Entries from a dataset of interfaces
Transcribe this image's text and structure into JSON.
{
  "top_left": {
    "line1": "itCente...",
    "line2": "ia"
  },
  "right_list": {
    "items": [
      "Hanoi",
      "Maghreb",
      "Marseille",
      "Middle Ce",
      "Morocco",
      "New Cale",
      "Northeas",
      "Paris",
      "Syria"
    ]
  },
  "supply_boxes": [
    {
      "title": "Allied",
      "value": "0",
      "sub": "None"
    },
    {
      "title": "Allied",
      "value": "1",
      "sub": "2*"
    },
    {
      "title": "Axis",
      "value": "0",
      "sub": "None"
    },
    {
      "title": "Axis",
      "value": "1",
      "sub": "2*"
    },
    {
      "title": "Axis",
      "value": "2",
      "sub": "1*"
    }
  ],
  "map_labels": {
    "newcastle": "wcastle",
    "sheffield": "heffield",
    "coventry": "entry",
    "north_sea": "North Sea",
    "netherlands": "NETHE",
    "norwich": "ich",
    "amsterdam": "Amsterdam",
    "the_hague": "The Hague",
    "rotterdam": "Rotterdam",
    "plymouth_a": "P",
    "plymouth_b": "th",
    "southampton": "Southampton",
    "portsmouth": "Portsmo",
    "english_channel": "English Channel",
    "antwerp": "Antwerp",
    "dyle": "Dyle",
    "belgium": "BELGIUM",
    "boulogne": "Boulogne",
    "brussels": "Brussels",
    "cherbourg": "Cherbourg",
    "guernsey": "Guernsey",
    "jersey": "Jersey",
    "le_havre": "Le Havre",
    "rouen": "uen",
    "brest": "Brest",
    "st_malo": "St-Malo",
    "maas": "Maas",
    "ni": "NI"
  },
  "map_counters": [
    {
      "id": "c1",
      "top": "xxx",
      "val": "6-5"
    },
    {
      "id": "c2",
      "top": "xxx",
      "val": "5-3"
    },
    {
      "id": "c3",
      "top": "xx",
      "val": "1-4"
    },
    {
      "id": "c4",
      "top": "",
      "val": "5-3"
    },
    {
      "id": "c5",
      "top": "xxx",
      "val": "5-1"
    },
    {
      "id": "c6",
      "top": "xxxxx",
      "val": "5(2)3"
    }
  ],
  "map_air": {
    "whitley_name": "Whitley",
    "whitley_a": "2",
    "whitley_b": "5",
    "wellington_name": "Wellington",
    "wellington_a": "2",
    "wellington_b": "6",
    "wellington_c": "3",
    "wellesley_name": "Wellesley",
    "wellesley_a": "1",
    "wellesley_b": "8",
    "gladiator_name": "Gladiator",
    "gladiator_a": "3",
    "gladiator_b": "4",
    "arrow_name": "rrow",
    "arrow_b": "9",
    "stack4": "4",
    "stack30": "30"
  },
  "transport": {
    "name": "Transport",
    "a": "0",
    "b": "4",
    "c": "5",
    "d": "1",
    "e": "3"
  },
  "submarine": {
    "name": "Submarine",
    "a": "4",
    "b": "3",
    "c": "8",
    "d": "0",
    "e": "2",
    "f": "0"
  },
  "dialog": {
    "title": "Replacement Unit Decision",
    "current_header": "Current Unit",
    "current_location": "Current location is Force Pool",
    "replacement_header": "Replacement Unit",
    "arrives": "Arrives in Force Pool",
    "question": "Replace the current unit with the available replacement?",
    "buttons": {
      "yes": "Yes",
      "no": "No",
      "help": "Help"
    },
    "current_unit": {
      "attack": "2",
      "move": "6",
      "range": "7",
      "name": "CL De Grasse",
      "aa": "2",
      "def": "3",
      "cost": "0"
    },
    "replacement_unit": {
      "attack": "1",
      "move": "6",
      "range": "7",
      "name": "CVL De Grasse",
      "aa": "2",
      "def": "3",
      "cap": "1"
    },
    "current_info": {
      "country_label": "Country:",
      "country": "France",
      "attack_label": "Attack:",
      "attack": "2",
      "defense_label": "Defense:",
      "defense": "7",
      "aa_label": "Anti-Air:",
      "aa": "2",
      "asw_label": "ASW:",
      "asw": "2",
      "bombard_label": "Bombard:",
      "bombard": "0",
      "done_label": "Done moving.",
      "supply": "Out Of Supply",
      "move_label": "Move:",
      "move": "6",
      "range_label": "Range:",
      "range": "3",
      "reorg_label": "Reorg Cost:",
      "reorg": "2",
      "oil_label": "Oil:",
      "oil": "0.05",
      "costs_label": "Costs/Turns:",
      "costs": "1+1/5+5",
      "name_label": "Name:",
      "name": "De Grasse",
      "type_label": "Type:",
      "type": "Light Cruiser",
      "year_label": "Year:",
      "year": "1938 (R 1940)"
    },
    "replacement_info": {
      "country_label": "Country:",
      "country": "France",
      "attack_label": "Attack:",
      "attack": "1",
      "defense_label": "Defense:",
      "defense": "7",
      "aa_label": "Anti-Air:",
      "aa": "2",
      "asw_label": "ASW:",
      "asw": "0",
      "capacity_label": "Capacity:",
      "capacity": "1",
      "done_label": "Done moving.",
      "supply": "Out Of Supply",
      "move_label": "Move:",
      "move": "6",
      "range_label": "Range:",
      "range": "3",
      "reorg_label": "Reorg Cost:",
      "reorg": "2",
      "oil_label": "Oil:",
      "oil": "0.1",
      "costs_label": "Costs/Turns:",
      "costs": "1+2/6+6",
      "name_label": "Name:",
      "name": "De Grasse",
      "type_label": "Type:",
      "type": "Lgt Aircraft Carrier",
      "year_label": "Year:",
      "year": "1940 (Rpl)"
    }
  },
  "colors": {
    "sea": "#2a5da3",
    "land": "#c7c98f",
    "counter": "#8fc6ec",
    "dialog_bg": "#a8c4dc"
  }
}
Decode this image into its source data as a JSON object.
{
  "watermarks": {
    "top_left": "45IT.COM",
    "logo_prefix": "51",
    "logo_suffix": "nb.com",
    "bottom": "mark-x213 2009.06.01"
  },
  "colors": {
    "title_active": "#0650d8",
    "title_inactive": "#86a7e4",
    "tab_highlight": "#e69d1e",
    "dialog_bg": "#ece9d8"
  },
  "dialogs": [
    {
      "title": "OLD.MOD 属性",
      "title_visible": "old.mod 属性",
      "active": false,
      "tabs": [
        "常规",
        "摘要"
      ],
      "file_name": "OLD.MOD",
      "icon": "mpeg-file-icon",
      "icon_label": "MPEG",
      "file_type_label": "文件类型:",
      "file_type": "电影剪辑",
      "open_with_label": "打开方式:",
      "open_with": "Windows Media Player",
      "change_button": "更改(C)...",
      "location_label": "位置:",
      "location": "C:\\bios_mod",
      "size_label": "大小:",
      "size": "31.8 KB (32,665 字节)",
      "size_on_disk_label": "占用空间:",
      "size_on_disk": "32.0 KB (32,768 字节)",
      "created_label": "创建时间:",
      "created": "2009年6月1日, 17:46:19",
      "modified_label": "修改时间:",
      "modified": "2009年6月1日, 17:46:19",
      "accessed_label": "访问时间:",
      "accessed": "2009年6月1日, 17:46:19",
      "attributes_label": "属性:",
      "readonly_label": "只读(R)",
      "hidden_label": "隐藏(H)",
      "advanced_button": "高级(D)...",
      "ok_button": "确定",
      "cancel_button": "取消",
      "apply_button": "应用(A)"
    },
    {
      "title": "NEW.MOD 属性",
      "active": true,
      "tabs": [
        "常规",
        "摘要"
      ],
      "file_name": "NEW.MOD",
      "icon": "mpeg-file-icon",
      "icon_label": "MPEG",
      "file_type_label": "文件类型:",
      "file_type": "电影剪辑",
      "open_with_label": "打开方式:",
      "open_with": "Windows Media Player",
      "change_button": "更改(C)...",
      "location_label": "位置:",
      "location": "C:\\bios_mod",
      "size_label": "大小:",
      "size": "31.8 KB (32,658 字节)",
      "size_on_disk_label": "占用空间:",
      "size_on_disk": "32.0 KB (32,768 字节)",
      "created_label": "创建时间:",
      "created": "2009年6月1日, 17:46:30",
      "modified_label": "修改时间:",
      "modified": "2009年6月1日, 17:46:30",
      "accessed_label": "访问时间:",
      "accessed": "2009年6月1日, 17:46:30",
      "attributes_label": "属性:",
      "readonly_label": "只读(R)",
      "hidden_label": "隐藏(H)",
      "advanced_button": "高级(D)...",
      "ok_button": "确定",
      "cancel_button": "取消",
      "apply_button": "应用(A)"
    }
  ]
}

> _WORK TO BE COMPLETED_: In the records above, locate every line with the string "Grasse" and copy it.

> _COMPLETED TASK_:
      "name": "CL De Grasse",
      "name": "CVL De Grasse",
      "name": "De Grasse",
      "name": "De Grasse",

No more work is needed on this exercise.